Christina MacSweeney was awarded the 2016 Valle Inclán Translation Prize for her translations of Valeria Luiselli’s The Story of My Teeth. The same novel is also currently a finalist in the Dublin International Literature Prize. She has published two other books by the same author, and her translations of Daniel Saldaña París’s novel Among Strange Victims (shortlisted for the 2017 Best Translated Book Award), and Eduardo Rabasa’s A Zero-Sum Game both appeared in 2016. She has also published translations, articles, and interviews on a wide a variety of platforms, including Words without BordersMusic and LiteratureThe Literature Hub, and BOMB Magazine, plus in three anthologies: México20Lunatics, Lovers & Poets: Twelve stories after Cervantes and Shakespeare, and Crude Words: Contemporary Writing from Venezuela. She is now working on texts by Julián Herbert, Verónica Gerber Bicecci, and Elvira Navarro.

Christina Miller is a doctoral candidate at the University of Oklahoma. She works primarily on contemporary Latin American prose, specializing in detective fiction.

Will Morningstar is a freelance editor and translator from Boston, with a master’s degree in religion and anthropology from Harvard Divinity School. His translation work has appeared and is forthcoming in ReVista: The Harvard Review of Latin America and the Massachusetts Review.

Robin Myers is a translator and poet. She earned her Bachelor of English Literature from Swarthmore College, USA. She was named a Fellow of the American Literary Translators Association (ALTA) in 2009. Her poetry translations have been published in numerous international journals. 

Daniel Narváez (Caracas, 1981) is translator, interpreter, and language instructor. He is a graduate of the School of Modern Languages of the Central University of Venezuela (UCV), and he currently resides in Toronto, Canada.

Margaret Randall (b. 1936, New York) lived in Cuba from 1969 to 1980. In 1970 and 2011 she was a judge of the Casa de las Américas literary contest. Her books include To Change the World: My Years in Cuba (2009) and Haydée Santamaría, Cuban Revolutionary: She Led by Transgression, just out from Duke University Press.

Michael Redzich is a senior at the University of Oklahoma.
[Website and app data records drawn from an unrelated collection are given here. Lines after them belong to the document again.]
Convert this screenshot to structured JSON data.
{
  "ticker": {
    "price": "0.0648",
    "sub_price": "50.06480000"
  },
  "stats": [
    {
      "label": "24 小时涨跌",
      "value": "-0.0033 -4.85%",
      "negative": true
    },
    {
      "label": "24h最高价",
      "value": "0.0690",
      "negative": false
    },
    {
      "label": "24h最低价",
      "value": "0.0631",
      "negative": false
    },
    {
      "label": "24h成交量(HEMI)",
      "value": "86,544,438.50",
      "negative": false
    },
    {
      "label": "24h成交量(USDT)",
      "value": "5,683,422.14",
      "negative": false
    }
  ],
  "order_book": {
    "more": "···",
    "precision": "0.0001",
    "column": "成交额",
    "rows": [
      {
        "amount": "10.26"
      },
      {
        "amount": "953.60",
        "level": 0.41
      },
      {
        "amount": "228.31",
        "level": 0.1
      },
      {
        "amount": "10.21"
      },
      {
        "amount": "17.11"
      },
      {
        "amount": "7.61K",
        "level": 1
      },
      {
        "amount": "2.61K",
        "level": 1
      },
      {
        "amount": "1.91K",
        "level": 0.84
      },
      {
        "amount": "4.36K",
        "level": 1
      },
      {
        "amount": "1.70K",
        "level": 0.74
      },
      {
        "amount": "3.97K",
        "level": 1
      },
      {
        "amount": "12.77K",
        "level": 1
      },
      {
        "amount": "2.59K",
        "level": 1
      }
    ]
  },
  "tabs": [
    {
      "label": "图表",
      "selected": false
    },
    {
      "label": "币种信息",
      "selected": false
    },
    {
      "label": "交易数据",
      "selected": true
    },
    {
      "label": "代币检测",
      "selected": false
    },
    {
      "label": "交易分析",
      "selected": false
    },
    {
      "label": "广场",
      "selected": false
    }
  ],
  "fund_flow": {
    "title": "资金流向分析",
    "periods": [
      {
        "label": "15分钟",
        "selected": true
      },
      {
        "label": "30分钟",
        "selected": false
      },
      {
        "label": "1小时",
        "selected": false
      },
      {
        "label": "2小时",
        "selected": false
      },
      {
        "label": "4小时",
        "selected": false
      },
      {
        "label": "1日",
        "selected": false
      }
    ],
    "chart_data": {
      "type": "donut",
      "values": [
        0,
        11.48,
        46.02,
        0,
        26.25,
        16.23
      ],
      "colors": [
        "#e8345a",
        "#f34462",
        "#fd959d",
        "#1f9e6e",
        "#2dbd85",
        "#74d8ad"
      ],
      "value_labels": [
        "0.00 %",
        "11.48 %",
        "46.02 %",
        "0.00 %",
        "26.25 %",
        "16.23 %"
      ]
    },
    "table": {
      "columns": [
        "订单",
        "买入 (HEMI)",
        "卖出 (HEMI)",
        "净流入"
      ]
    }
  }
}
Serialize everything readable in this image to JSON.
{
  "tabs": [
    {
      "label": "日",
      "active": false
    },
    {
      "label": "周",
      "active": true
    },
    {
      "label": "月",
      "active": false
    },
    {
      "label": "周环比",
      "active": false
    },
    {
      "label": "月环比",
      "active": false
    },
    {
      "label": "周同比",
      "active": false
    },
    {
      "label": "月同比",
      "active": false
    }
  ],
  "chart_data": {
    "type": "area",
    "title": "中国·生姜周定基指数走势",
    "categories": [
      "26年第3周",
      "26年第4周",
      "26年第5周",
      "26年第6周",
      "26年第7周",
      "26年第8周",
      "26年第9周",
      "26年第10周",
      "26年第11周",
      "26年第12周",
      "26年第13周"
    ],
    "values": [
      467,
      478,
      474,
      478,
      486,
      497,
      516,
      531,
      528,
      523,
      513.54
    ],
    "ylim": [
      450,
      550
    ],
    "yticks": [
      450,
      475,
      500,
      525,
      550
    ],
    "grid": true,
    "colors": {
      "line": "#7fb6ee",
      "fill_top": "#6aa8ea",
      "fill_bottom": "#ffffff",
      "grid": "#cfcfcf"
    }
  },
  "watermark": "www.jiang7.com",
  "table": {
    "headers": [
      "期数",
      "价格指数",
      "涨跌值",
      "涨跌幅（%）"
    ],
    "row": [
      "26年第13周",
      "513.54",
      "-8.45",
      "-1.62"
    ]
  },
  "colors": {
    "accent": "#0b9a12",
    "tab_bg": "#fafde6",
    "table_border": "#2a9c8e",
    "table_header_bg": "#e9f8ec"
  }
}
He majors in Spanish and Letters, and intends to pursue a legal education upon graduation. Michael came to OU in 2013 from Jackson, Wyoming, where he grew up with his parents and one brother. He spent the past two years living in Buenos Aires, Argentina, and looks forward to seeing more of Latin America: the places, the people, the literature, and more. 

Natalia Reyes is a writer and translator from California. She translates from Spanish and is pursuing her MFA in fiction at the Iowa Writers’ Workshop.

Alberto G. Rojo is a professor at the Department of Physics of the University of Oakland.

Photo by Nieves Guerra

Lawrence Schimel (New York, 1971) is a full-time author, writing in both Spanish and English, who has published over one hundred books in a wide range of genres, from LGBT to poetry to children’s literature. His work has been published in Basque, Catalan, Croatian, Czech, Dutch, English, Esperanto, Estonian, Finnish, French, Galician, German, Greek, Hungarian, Icelandic, Indonesian, Italian, Japanese, Korean, Maltese, Polish, Portuguese, Romanian, Russian, Serbian, Slovak, Slovene, Spanish, Turkish, and Ukrainian translations. He is also a prolific literary translator. He lives in Madrid, Spain and New York City.